What vegetables go into vegetable oil?
Any oil that is derived from a plant, as opposed to an animal, can be called vegetable oil. In practice, though, about 85 percent of what’s labeled vegetable oil in the United States is pure soybean oil, says Robert Reeves, president of the Institute of Shortening and Edible Oils. That’s because producers wouldn’t want to slap a generic label on a more expensive oil like olive or peanut.
The other 15 percent is likely to be a blend of soy and other oils; the ingredients (but not the exact percentages) must be listed in order of prominence on the label. These could include corn, canola, soy, peanut, olive, sesame, safflower, coconut, sunflower, cottonseed, or palm oil.
Different formulations of vegetable oil might have slightly different ratios of mono- and polyunsaturated fats, but the variations aren’t large enough to affect the oils’ nutritional value nor their cooking performance, says Dr. Stephen Taylor, a professor in the University of Nebraska-Lincoln’s Department of Food Science and Technology.
When making generic vegetable oil, the goal is to create a flavorless, odorless, mostly colorless product as efficiently as possible. That’s done using a process called solvent extraction, in which the base plant (e.g., soybeans) is ground up and mixed with a chemical solvent. The most commonly used solvent is hexane, which boils at a low temperature. The hexane dissolves the oil, then the solid plant matter is removed and the remaining mixture is heated so that the solvent evaporates, leaving behind only the oil. The oil is flavorless and odorless because the volatile compounds responsible for the taste and smell also evaporate when heated. Taylor says only trace amounts of solvent are left behind, if any.

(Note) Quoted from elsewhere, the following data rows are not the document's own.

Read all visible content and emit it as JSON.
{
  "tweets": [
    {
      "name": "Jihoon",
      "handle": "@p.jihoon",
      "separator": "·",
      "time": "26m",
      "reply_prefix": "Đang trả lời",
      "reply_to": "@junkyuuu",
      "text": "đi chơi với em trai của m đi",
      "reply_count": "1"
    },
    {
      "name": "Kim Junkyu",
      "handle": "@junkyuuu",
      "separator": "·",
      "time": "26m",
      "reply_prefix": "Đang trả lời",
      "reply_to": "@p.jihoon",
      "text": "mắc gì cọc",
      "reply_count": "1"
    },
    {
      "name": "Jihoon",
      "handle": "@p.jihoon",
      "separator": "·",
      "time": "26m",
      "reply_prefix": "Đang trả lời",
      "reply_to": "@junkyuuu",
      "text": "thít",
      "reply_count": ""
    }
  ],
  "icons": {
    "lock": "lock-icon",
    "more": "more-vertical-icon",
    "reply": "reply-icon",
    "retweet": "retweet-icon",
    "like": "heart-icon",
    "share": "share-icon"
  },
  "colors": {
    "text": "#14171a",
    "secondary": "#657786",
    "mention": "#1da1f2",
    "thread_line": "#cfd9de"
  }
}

More flavorful oils (which are also usually more expensive) are made using a mechanical, as opposed to chemical, process called cold pressing, or expeller pressing. The oil sources, most often olives or peanuts, are squeezed under heavy weights until they release their oil. Since there’s no heat involved, the flavor, odor, and color compounds remain.